> PROBLEM REQUIREMENTS
Keep every line in which "Mukul" occurs and drop the rest of the data.

> DATA SECTION
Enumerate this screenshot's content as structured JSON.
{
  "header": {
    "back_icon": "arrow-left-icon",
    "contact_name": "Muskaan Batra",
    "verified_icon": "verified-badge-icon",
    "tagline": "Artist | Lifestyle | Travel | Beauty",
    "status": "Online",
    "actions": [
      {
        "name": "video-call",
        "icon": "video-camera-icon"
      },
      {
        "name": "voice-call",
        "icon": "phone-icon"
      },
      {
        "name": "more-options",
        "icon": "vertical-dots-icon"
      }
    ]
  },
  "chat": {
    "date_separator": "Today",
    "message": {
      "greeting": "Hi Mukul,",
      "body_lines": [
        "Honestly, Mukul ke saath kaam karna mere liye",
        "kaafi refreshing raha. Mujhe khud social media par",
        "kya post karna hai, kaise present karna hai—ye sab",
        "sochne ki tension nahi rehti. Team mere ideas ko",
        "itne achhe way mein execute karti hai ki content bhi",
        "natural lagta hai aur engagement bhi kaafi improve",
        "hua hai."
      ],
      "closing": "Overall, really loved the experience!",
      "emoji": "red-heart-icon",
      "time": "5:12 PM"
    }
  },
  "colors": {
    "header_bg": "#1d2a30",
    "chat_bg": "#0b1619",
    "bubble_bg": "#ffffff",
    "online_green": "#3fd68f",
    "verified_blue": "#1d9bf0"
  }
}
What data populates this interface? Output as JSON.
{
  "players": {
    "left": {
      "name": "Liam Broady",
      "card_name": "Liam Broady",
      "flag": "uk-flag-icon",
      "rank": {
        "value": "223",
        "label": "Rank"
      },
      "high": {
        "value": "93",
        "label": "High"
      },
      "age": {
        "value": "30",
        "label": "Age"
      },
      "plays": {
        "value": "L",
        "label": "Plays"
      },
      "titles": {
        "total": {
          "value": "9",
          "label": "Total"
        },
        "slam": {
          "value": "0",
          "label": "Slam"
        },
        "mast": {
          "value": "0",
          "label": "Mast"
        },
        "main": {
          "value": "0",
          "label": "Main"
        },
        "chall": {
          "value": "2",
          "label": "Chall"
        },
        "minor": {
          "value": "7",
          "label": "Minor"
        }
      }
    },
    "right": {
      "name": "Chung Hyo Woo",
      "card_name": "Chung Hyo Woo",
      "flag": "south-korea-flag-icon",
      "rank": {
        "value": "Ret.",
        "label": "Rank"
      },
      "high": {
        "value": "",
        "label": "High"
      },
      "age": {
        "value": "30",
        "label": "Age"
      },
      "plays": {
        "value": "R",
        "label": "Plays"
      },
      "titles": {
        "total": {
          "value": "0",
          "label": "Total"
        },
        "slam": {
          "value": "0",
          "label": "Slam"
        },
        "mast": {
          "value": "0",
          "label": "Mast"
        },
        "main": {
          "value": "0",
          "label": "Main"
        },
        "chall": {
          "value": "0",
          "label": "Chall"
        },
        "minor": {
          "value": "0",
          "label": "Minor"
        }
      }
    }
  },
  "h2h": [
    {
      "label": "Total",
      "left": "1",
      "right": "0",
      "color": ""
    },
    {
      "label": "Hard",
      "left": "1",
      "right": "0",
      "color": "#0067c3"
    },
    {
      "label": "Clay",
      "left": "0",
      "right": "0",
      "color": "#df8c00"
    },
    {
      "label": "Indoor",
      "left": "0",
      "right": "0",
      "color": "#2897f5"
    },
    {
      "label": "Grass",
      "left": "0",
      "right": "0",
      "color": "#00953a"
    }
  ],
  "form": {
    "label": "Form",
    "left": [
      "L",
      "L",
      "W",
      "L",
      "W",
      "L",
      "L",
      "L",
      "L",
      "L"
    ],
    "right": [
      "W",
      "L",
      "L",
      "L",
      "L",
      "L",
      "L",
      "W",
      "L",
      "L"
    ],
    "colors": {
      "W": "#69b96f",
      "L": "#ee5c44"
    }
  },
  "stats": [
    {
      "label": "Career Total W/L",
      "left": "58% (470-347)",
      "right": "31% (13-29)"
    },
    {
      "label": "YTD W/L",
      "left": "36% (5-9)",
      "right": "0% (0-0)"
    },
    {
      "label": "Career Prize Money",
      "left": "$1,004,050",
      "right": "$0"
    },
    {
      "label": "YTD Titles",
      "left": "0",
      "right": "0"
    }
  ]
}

> TASK SOLUTION
      "greeting": "Hi Mukul,",
        "Honestly, Mukul ke saath kaam karna mere liye",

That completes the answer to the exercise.